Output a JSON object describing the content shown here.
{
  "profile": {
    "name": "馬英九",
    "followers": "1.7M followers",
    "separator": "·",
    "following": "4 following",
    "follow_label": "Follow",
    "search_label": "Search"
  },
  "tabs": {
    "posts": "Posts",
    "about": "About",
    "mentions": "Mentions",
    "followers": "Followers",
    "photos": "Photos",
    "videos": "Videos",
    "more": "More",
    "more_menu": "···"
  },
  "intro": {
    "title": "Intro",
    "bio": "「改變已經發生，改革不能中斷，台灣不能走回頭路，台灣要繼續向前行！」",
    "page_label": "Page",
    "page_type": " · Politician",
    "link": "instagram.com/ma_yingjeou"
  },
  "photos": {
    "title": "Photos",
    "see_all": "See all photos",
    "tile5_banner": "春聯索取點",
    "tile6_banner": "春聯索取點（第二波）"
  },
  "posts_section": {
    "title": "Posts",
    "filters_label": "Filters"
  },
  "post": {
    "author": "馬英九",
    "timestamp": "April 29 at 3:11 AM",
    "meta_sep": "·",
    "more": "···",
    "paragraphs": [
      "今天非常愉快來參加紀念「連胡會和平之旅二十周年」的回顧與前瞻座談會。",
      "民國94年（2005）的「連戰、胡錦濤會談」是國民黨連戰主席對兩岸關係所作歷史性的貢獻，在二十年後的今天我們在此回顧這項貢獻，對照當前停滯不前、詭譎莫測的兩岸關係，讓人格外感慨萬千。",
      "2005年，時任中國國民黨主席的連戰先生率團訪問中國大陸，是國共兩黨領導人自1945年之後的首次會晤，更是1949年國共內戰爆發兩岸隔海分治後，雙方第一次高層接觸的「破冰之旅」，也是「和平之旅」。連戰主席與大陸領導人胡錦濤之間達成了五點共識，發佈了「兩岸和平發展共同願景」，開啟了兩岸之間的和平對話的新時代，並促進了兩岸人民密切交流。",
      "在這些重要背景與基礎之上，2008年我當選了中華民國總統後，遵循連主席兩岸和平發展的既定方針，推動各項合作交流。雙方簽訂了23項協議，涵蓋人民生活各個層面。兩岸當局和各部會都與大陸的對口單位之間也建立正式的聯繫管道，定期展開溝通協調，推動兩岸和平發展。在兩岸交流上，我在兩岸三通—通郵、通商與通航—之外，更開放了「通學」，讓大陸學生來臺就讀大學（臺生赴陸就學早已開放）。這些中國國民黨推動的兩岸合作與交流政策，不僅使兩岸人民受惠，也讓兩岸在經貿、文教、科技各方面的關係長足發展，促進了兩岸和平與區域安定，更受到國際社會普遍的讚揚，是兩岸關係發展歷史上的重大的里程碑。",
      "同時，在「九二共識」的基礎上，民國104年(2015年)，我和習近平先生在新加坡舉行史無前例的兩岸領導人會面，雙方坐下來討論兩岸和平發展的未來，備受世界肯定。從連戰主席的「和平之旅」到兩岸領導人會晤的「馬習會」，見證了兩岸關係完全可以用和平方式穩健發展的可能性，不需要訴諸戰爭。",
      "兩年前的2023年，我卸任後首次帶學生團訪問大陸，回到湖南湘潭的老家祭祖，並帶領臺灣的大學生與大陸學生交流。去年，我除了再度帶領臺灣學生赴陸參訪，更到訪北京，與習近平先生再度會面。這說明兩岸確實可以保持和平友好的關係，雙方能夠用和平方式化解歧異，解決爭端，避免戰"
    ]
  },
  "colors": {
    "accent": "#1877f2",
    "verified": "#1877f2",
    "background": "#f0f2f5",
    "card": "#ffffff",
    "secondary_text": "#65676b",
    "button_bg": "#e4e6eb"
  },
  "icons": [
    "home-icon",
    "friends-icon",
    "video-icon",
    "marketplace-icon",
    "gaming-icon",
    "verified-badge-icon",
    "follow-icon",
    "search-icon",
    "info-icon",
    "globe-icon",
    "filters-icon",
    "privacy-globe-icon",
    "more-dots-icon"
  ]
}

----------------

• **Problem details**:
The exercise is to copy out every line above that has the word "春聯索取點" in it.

• **Result of the task**:
    "tile5_banner": "春聯索取點",
    "tile6_banner": "春聯索取點（第二波）"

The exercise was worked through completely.